Number 275: The 2016 Preview Issue
There’s always pressure on Ferrari to deliver in Formula 1. It comes with the territory when you’re the oldest, most storied and charismatic marque in the ultimate motorsports arena. Yet heading into the 2016 season, that pressure somehow seems heightened – like progress in itself isn’t enough, and only a genuine title challenge will dial back the thermostat.
Problem is, Ferrari’s SF16-H is chasing a moving target in Mercedes. And while the Prancing Horse may have found the 0.0X percent improvement necessary to put it on a par with the Silver
Arrows, circa 2015, it’s a massively bigger ask to expect it to also find the 0.0Y percent that Mercedes undoubtedly found during development of its F1 W07 Hybrid.
But that’s the nature of progress in modern F1. The restrictive framework of the rules means that chassis and aero performance gains are an accumulation of miniscule improvements (or “mini revolutions,” as Mercedes’ tech chief Paddy Lowe calls the barely-recognizable tweaks on W07), with the bigger teams’ defense contractor-sized design departments shaving off the next tenth – or hundredth – by endless iterations on a theme. Sure, the relative freshness of the current hybrid power unit regs and the relaxing of the token system mean there’s still potential for meaningful gains on the motive side. But when it comes to actual car design, there’s little place for a Colin Chapman (or even the next Adrian Newey) in current F1, where quantum leaps are pretty much the past.

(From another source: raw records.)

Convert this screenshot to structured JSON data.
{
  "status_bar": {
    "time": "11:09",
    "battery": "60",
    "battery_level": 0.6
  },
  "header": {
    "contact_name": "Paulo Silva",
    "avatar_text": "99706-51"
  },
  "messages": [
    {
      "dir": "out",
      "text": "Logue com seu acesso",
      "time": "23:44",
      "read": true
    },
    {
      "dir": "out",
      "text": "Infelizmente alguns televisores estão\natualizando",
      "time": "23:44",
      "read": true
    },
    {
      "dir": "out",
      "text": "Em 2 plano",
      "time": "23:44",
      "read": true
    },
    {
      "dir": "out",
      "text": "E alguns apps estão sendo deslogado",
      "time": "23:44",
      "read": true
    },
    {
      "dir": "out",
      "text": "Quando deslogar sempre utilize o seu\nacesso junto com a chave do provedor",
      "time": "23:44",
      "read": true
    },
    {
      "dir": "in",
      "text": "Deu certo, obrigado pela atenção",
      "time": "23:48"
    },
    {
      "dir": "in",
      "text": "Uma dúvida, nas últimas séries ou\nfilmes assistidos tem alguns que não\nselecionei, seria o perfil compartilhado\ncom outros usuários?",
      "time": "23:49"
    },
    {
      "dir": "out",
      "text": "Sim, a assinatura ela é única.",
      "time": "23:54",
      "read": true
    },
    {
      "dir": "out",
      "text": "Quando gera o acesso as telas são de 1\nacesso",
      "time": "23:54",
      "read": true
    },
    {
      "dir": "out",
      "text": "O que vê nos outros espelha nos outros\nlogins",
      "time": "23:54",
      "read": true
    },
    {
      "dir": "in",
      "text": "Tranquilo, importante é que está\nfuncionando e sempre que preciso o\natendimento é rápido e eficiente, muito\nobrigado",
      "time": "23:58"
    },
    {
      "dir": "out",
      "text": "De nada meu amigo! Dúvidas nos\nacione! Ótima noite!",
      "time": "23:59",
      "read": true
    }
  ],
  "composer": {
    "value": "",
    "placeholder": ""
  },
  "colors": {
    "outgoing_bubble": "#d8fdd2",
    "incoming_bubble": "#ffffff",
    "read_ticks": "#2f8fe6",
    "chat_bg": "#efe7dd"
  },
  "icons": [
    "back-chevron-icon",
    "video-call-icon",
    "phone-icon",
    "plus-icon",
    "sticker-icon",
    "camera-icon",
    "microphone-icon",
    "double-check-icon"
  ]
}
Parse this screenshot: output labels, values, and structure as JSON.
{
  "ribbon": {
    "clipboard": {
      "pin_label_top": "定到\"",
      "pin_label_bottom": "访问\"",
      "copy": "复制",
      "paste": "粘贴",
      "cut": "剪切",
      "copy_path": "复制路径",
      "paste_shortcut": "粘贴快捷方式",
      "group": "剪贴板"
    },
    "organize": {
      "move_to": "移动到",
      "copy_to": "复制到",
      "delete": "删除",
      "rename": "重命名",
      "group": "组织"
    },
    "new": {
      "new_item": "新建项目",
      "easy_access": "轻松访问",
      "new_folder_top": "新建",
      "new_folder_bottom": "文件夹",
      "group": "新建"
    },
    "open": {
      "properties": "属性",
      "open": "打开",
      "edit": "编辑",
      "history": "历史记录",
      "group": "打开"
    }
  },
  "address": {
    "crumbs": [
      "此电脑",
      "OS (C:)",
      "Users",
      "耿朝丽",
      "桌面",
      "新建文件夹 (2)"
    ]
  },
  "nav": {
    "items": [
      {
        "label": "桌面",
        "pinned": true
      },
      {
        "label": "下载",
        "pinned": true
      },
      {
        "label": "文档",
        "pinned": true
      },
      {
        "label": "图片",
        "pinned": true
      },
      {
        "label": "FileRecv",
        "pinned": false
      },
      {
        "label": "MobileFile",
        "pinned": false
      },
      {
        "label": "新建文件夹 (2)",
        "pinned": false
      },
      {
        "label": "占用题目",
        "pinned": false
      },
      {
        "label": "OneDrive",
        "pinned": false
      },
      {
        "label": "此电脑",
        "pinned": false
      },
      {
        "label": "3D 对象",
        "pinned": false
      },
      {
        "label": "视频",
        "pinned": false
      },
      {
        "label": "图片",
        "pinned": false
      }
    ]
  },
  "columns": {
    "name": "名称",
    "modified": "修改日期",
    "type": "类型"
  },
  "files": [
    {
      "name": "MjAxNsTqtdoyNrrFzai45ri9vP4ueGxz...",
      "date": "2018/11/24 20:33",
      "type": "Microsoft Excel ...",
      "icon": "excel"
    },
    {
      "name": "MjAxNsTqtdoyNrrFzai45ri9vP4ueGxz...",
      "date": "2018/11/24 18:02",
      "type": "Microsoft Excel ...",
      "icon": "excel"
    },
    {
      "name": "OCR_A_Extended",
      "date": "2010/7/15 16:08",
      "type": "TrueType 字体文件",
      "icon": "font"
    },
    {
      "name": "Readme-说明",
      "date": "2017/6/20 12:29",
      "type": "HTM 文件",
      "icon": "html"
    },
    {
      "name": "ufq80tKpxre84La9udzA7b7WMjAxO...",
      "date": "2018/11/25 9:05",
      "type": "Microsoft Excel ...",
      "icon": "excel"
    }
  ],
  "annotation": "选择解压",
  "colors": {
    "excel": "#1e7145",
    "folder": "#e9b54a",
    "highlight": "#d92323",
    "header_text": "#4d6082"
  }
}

Which is why Haas F1’s approach to its debut season is so inspired and, based on pre-season testing, potentially effective. Why would you spend inordinate amounts on trying to catch a moving target when the alternative is to purchase a known level of performance off the shelf? Yes, that implies a ceiling on the VF-16’s ultimate potential, but is that such a bad thing for now? Get some points, get established, and save the endless iterations for later.